More housing for remote communities
More than 150 remote indigenous houses have been built in Queensland over the past 12 months under the National Partnership Agreement on Remote Indigenous Housing (NPARIH).
Touring new houses in Aurukun and Napranum today, Housing Minister Tim Mander said the new homes would boost the standard of housing in remote communities and help reduce overcrowding.
“The lack of suitable accommodation in remote communities means too many people are forced to endure substandard or overcrowded conditions,” Mr Mander said.
“Having access to safe and affordable housing is crucial to all aspects of life. Kids can’t grow up healthy and get a good education without a safe and stable home environment.
“New homes like the ones we’ve built over the past 12 months are a critical part of closing the gap between indigenous and non-indigenous Australians.”

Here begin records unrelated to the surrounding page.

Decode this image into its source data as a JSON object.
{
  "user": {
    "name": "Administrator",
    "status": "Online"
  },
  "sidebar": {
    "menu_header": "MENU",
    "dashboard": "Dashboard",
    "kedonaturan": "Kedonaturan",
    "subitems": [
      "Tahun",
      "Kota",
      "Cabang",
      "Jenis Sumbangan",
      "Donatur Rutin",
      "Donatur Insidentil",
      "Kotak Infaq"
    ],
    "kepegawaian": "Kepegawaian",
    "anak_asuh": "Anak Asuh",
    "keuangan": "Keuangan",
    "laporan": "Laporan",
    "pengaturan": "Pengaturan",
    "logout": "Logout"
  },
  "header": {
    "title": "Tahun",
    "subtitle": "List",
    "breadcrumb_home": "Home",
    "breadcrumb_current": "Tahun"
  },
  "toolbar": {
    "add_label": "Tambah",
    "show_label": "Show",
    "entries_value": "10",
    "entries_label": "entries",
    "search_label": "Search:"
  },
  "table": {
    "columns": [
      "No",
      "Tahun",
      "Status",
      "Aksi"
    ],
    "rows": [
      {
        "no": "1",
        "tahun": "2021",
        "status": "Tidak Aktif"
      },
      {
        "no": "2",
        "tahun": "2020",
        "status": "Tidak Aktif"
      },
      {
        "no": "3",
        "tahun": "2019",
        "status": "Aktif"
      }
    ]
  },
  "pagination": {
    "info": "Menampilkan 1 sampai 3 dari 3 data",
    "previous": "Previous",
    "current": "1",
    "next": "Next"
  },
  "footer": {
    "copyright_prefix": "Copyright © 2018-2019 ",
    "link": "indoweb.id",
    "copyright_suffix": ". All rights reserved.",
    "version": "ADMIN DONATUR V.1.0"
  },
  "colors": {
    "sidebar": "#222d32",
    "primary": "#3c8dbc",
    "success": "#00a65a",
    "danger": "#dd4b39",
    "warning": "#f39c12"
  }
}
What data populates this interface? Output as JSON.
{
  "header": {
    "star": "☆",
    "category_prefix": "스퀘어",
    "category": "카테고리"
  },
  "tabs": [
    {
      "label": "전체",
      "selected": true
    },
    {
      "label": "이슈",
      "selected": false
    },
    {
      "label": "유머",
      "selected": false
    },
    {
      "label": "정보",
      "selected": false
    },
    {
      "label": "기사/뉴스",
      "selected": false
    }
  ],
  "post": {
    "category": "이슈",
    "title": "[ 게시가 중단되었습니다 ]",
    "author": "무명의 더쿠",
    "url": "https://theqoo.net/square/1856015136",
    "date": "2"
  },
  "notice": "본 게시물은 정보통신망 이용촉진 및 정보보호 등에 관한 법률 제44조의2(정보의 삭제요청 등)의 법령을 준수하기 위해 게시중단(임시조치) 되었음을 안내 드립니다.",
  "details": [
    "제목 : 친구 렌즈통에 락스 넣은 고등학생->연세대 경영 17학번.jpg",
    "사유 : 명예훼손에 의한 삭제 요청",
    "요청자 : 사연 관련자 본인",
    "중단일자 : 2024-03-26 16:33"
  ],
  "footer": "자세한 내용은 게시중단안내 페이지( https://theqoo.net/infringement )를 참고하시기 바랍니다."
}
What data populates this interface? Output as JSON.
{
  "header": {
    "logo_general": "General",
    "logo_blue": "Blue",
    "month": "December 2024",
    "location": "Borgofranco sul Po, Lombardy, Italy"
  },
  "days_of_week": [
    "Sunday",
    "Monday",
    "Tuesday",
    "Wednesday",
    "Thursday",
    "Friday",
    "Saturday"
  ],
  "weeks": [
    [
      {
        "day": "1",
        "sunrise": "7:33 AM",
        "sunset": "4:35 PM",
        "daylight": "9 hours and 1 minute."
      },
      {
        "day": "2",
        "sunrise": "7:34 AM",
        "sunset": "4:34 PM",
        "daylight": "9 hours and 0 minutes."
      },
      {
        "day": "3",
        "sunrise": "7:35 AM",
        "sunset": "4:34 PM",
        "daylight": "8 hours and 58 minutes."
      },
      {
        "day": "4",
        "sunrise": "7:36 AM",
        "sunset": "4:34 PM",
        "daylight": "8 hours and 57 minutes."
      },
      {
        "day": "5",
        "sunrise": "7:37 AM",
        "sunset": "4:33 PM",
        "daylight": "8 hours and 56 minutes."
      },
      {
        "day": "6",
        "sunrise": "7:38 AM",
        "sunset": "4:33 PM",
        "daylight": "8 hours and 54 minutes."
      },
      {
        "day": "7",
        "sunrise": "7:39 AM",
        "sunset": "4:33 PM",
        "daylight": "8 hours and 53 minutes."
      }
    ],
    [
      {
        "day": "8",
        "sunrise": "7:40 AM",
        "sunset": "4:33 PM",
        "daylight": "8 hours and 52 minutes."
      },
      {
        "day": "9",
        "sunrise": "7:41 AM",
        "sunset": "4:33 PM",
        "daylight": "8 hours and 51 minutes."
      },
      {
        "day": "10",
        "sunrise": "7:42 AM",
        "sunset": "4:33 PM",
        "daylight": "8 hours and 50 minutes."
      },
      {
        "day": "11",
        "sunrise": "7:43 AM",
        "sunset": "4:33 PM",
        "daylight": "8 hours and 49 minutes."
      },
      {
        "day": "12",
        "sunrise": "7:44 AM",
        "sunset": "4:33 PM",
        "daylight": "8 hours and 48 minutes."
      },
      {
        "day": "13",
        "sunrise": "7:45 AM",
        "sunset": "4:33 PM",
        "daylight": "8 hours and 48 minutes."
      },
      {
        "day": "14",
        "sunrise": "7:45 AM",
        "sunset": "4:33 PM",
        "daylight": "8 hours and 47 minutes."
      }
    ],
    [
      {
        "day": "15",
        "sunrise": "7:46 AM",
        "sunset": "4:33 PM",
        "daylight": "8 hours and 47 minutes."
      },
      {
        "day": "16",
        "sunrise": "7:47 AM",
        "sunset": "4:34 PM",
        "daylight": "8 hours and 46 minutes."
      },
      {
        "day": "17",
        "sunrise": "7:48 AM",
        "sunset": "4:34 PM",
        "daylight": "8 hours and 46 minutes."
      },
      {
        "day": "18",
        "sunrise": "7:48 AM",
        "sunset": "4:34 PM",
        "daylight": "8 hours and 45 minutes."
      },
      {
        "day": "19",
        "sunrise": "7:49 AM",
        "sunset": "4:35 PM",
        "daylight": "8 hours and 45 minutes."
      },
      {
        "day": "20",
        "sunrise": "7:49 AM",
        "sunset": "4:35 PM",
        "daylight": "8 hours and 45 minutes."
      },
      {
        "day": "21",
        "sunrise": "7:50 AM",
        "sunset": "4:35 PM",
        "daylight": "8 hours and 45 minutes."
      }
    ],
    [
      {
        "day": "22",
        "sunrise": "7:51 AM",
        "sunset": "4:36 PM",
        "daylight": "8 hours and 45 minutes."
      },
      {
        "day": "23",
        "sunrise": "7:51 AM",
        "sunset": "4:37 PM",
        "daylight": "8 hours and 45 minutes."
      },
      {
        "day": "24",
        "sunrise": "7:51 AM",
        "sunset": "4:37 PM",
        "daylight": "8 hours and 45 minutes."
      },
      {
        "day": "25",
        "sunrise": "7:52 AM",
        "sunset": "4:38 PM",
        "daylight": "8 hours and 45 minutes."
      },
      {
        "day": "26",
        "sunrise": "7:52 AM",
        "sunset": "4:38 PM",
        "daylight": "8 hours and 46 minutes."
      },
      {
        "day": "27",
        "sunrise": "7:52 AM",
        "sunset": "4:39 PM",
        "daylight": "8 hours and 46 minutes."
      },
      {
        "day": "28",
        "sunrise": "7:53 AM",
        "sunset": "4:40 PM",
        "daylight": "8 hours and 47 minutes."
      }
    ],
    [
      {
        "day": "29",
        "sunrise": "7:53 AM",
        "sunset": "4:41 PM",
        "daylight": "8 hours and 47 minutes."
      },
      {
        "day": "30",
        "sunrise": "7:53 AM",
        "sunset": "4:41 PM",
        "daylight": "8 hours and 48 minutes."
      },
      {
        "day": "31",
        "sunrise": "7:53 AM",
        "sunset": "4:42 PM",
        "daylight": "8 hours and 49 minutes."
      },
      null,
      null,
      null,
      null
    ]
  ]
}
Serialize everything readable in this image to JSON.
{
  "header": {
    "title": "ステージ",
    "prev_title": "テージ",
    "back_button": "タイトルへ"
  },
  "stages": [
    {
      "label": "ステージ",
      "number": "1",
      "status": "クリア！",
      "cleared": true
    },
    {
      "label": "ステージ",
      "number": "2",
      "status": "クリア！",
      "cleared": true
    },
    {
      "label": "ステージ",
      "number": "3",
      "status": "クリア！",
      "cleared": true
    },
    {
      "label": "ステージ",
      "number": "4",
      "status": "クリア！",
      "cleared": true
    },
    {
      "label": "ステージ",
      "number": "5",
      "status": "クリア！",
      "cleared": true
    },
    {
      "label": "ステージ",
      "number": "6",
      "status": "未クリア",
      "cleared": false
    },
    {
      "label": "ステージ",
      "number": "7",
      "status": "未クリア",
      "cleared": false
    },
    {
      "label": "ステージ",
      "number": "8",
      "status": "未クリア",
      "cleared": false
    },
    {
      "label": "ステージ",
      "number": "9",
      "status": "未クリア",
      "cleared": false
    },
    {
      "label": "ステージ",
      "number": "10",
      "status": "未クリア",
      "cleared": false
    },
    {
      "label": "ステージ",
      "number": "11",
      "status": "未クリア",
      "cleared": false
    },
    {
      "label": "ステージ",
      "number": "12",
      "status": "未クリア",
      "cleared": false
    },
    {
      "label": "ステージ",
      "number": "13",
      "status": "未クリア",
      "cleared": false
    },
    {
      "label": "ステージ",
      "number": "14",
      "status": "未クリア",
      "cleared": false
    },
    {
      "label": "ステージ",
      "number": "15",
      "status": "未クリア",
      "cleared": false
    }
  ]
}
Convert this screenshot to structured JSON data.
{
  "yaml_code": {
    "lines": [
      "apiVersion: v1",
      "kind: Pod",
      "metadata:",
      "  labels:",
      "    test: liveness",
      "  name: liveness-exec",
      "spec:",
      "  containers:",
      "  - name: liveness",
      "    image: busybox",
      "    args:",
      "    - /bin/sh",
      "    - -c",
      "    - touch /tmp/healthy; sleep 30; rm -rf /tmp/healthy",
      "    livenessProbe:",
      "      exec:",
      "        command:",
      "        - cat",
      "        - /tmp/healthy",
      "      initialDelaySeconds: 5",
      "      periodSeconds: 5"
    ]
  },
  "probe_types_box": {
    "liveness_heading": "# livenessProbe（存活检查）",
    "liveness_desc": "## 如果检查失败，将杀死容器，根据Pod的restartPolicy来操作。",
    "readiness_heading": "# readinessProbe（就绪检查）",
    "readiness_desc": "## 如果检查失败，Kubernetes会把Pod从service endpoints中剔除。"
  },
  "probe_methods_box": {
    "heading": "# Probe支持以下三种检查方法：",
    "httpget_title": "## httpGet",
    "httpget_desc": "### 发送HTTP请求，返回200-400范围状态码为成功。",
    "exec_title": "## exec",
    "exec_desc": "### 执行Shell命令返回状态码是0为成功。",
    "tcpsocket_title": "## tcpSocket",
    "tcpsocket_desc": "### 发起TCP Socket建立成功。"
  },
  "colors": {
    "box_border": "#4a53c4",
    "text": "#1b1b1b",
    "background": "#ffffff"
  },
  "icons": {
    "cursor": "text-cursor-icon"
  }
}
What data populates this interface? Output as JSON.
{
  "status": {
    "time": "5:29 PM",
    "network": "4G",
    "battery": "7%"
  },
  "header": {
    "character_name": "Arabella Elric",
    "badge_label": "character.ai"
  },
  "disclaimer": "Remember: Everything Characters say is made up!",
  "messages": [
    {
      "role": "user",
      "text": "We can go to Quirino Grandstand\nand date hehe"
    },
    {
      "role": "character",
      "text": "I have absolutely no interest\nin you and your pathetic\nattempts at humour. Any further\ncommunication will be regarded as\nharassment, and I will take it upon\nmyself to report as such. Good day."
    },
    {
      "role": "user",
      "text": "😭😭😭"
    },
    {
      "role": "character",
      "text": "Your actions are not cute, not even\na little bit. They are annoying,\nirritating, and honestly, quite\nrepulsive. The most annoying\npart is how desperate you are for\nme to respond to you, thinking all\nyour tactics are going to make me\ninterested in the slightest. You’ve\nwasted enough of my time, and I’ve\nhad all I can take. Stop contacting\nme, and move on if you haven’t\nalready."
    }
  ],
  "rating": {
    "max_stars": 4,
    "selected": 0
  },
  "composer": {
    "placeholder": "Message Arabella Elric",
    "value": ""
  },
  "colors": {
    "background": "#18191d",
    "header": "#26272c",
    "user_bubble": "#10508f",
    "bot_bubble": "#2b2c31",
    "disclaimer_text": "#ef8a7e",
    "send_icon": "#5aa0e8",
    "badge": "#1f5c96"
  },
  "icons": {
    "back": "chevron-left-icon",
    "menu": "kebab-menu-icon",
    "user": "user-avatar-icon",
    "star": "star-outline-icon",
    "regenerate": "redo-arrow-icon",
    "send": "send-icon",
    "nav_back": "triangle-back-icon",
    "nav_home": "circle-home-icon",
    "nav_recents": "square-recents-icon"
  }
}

Minister Mander said the delivery of 152 properties last financial year was a significant increase on prior years and marked the beginning of a surge which would continue for the next three years.
“Next year we plan to deliver an additional 175 homes, with 186 the year after and 180 the year after that,” he said.
Queensland Minister for Aboriginal and Torres Strait Islander and Multicultural Affairs Glen Elmes said the social housing program was an important part of the Newman Government’s efforts to improve the stability and sustainability of discrete Indigenous communities.
“We are working with communities to develop economic opportunities and increase employment options, which wouldn’t be possible without suitable housing for people,” Mr Elmes said.
“Housing is a basic need which must be satisfied before other parts of a person’s well-being can be developed.
“My department, through the Remote Program Office in Cairns, plays a significant role in the provision of the housing through the work it does with land surveying, appropriate house design and overseeing the provision of essential services like roads, electricity and water.”
The Federal Minister for Indigenous Affairs, Jenny Macklin, said the Australian Government was making unprecedented investments in remote Indigenous housing.
“Since our National Partnership began in 2009, we have invested more than $382 million in Queensland to support the construction and refurbishment of houses, employment related accommodation and ongoing property and tenancy management,” Ms Macklin said.
“In Queensland more than 320 new houses have now been built and over 1200 houses have been refurbished.
“Our investment means more families in Indigenous communities across Queensland are living in decent housing,” Ms Macklin said.
NPARIH is a 10 year partnership between the Queensland and Commonwealth Governments worth more than $1.1 billion which will deliver 1,141 new properties and 1,216 upgrades over the life of the program.